-trigger or inhibit an action potential
Parasympathetic Nervous System
-craniosacral visceral efferent (found in the cranial and sacral nerves)
-“rest and digest”
-nerves trigger decrease in heart rate and respiration; increase in GI function, increase in saliva, etc
Parts of a neuron
-cell body (contains the nucleus)
-cell processes (branchlike structures that extend away from or toward the cell body)
Peripheral Nervous System
-consists of neurons (specifically cell bodies) located between the CNS and the muscles and glands of the body
-neurons (cell bodies) located outside of the brain or spinal cord
Resting Potential
charge difference between the fluid outside and inside a cell that results in differences in the distribution of ions

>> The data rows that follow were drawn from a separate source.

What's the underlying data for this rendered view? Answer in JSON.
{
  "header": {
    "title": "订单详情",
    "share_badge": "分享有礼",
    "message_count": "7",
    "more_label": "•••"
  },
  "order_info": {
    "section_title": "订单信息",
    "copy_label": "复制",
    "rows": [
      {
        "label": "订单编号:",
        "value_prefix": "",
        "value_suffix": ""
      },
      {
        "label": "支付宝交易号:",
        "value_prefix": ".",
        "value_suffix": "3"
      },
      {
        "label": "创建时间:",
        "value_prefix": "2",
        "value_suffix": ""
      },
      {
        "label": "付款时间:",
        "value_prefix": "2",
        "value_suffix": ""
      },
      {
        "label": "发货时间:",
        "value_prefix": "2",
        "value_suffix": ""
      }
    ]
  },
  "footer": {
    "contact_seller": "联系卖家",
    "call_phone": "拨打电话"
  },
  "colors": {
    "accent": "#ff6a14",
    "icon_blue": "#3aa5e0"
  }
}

Somatic Nerves
-all nerves controlling the muscular system and external sensory receptors
-external sense organs (including skin) are receptors
Somatic Nervous System
-neurons of the outer body
-go to muscles and receptors in the skins
-includes all nerves controlling the muscular system an external sensory receptors
-cause external muscles to contract (voluntary)
Special Neurons/Nerves
describes neurons that conduct stimuli from the special senses
-sense of taste
-sense of smell
-sense of sight
-sense of hearing
Sympathetic Nervous System
-thoracolumbar visceral efferent (found in the thoracic and lumbar nerves)
-“fight or flight”
-nerves trigger decrease in saliva, increase in heart rate, increase in respiration rate, dilation of pupils, shutting down of gastrointestinal system, etc...
-area of message transfer
-located between adjacent neurons where 2 neurons make contact
-between dendrites and axons of 2 different neurons
Visceral Nerves
all nerves controlling organs (ie: heart, intestines, lungs...) and glands (ie: salivary glands...)